**Work to complete:** Filter these entries, keeping only lines that hold the word "title".

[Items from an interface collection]

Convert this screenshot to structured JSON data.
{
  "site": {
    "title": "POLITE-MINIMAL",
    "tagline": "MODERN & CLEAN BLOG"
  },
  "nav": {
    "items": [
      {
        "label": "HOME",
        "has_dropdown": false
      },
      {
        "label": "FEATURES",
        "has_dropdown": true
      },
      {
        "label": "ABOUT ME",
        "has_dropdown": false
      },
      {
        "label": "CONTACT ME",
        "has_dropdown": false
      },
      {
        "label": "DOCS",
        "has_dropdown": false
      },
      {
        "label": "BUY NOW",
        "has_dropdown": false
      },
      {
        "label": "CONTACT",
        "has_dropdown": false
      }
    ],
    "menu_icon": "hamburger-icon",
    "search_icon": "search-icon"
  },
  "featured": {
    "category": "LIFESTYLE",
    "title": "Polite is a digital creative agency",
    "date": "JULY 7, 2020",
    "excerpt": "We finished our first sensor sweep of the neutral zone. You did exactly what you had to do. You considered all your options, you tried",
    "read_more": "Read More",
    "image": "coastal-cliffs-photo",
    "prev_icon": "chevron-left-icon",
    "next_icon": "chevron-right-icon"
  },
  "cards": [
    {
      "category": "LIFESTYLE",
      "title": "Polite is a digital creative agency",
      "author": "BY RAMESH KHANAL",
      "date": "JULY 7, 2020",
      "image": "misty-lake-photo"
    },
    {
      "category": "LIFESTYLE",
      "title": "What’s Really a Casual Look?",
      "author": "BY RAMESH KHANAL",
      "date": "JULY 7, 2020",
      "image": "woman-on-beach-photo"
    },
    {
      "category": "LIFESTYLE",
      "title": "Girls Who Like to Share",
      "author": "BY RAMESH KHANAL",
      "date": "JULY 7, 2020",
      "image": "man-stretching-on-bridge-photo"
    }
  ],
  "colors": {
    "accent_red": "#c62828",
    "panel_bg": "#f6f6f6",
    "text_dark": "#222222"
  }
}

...

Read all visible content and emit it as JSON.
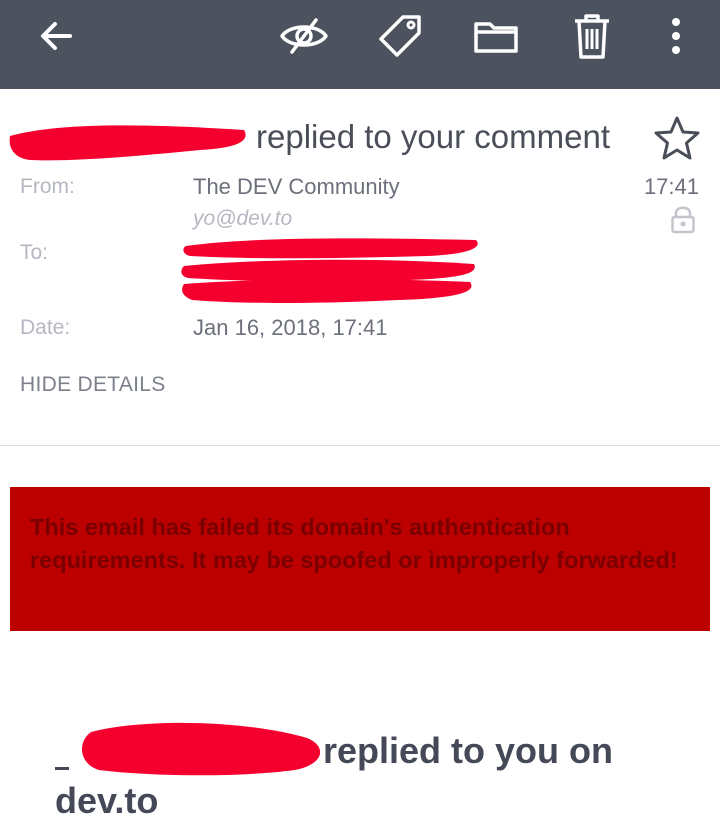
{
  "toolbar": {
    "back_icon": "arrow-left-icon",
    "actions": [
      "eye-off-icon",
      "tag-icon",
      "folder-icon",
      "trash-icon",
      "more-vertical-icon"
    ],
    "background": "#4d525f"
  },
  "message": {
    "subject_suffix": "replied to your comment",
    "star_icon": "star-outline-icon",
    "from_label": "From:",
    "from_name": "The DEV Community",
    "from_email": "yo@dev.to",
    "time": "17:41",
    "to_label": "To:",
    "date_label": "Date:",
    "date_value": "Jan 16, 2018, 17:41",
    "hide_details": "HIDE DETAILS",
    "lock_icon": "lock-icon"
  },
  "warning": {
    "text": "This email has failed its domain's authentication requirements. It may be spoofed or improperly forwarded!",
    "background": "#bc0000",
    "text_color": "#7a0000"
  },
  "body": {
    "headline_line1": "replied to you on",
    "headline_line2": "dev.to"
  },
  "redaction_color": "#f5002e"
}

**Task answer:**
    "title": "POLITE-MINIMAL",
    "title": "Polite is a digital creative agency",
      "title": "Polite is a digital creative agency",
      "title": "What’s Really a Casual Look?",
      "title": "Girls Who Like to Share",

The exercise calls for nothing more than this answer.